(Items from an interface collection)

»»

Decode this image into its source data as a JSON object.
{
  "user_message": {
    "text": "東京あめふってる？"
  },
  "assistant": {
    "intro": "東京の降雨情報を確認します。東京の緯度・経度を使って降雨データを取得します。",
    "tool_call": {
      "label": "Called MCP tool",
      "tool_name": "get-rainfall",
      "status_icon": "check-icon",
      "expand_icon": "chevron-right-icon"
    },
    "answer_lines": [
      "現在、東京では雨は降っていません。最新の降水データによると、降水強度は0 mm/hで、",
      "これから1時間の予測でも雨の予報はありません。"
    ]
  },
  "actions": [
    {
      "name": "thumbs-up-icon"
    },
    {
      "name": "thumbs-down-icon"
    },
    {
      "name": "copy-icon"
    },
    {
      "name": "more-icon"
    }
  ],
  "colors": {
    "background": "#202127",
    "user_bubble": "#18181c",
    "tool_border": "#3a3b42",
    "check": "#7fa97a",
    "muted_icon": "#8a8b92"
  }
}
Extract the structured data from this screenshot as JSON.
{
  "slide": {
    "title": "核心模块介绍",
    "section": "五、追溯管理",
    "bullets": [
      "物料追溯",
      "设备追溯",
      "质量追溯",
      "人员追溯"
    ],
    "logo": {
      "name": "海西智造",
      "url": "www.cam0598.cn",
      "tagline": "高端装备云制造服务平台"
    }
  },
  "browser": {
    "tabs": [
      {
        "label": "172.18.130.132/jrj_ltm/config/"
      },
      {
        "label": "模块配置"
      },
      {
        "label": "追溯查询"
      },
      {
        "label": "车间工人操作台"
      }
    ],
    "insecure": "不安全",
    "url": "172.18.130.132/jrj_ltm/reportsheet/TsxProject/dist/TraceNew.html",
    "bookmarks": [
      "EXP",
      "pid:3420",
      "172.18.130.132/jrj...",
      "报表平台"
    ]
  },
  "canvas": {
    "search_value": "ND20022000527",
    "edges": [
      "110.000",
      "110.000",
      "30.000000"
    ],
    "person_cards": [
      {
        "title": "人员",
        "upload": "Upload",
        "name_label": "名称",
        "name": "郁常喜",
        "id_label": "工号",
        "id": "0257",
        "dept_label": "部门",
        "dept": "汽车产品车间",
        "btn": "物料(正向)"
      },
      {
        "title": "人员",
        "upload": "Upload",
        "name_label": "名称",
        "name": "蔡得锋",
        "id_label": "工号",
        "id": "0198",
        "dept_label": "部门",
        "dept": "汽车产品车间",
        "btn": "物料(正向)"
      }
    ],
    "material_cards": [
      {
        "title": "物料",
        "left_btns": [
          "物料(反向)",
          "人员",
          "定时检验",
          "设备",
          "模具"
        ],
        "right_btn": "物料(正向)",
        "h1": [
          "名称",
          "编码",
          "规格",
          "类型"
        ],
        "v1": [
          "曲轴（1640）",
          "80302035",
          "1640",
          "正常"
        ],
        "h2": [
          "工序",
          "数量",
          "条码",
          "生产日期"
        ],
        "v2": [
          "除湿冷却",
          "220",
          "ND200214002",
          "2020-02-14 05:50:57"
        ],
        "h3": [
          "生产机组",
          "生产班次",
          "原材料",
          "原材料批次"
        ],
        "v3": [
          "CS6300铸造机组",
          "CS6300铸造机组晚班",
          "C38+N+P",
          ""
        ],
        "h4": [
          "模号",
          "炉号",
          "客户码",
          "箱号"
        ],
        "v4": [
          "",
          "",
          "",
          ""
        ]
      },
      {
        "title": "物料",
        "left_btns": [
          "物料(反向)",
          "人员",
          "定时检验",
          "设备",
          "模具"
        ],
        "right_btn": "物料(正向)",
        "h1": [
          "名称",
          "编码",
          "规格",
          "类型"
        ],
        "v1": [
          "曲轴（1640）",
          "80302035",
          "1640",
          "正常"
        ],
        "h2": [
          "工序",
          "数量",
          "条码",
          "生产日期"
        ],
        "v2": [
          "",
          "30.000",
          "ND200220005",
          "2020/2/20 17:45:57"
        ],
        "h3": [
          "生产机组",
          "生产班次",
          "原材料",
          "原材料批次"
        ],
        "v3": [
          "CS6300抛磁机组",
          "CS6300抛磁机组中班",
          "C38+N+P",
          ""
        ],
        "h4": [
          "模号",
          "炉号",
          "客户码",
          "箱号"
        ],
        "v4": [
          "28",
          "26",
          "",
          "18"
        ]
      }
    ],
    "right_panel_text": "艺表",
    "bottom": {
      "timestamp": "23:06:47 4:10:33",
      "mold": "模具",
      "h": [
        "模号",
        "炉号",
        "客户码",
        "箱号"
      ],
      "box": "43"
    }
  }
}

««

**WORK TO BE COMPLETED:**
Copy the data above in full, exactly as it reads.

**WORKED SOLUTION:**
Decode this image into its source data as a JSON object.
{
  "user_message": {
    "text": "東京あめふってる？"
  },
  "assistant": {
    "intro": "東京の降雨情報を確認します。東京の緯度・経度を使って降雨データを取得します。",
    "tool_call": {
      "label": "Called MCP tool",
      "tool_name": "get-rainfall",
      "status_icon": "check-icon",
      "expand_icon": "chevron-right-icon"
    },
    "answer_lines": [
      "現在、東京では雨は降っていません。最新の降水データによると、降水強度は0 mm/hで、",
      "これから1時間の予測でも雨の予報はありません。"
    ]
  },
  "actions": [
    {
      "name": "thumbs-up-icon"
    },
    {
      "name": "thumbs-down-icon"
    },
    {
      "name": "copy-icon"
    },
    {
      "name": "more-icon"
    }
  ],
  "colors": {
    "background": "#202127",
    "user_bubble": "#18181c",
    "tool_border": "#3a3b42",
    "check": "#7fa97a",
    "muted_icon": "#8a8b92"
  }
}
Extract the structured data from this screenshot as JSON.
{
  "slide": {
    "title": "核心模块介绍",
    "section": "五、追溯管理",
    "bullets": [
      "物料追溯",
      "设备追溯",
      "质量追溯",
      "人员追溯"
    ],
    "logo": {
      "name": "海西智造",
      "url": "www.cam0598.cn",
      "tagline": "高端装备云制造服务平台"
    }
  },
  "browser": {
    "tabs": [
      {
        "label": "172.18.130.132/jrj_ltm/config/"
      },
      {
        "label": "模块配置"
      },
      {
        "label": "追溯查询"
      },
      {
        "label": "车间工人操作台"
      }
    ],
    "insecure": "不安全",
    "url": "172.18.130.132/jrj_ltm/reportsheet/TsxProject/dist/TraceNew.html",
    "bookmarks": [
      "EXP",
      "pid:3420",
      "172.18.130.132/jrj...",
      "报表平台"
    ]
  },
  "canvas": {
    "search_value": "ND20022000527",
    "edges": [
      "110.000",
      "110.000",
      "30.000000"
    ],
    "person_cards": [
      {
        "title": "人员",
        "upload": "Upload",
        "name_label": "名称",
        "name": "郁常喜",
        "id_label": "工号",
        "id": "0257",
        "dept_label": "部门",
        "dept": "汽车产品车间",
        "btn": "物料(正向)"
      },
      {
        "title": "人员",
        "upload": "Upload",
        "name_label": "名称",
        "name": "蔡得锋",
        "id_label": "工号",
        "id": "0198",
        "dept_label": "部门",
        "dept": "汽车产品车间",
        "btn": "物料(正向)"
      }
    ],
    "material_cards": [
      {
        "title": "物料",
        "left_btns": [
          "物料(反向)",
          "人员",
          "定时检验",
          "设备",
          "模具"
        ],
        "right_btn": "物料(正向)",
        "h1": [
          "名称",
          "编码",
          "规格",
          "类型"
        ],
        "v1": [
          "曲轴（1640）",
          "80302035",
          "1640",
          "正常"
        ],
        "h2": [
          "工序",
          "数量",
          "条码",
          "生产日期"
        ],
        "v2": [
          "除湿冷却",
          "220",
          "ND200214002",
          "2020-02-14 05:50:57"
        ],
        "h3": [
          "生产机组",
          "生产班次",
          "原材料",
          "原材料批次"
        ],
        "v3": [
          "CS6300铸造机组",
          "CS6300铸造机组晚班",
          "C38+N+P",
          ""
        ],
        "h4": [
          "模号",
          "炉号",
          "客户码",
          "箱号"
        ],
        "v4": [
          "",
          "",
          "",
          ""
        ]
      },
      {
        "title": "物料",
        "left_btns": [
          "物料(反向)",
          "人员",
          "定时检验",
          "设备",
          "模具"
        ],
        "right_btn": "物料(正向)",
        "h1": [
          "名称",
          "编码",
          "规格",
          "类型"
        ],
        "v1": [
          "曲轴（1640）",
          "80302035",
          "1640",
          "正常"
        ],
        "h2": [
          "工序",
          "数量",
          "条码",
          "生产日期"
        ],
        "v2": [
          "",
          "30.000",
          "ND200220005",
          "2020/2/20 17:45:57"
        ],
        "h3": [
          "生产机组",
          "生产班次",
          "原材料",
          "原材料批次"
        ],
        "v3": [
          "CS6300抛磁机组",
          "CS6300抛磁机组中班",
          "C38+N+P",
          ""
        ],
        "h4": [
          "模号",
          "炉号",
          "客户码",
          "箱号"
        ],
        "v4": [
          "28",
          "26",
          "",
          "18"
        ]
      }
    ],
    "right_panel_text": "艺表",
    "bottom": {
      "timestamp": "23:06:47 4:10:33",
      "mold": "模具",
      "h": [
        "模号",
        "炉号",
        "客户码",
        "箱号"
      ],
      "box": "43"
    }
  }
}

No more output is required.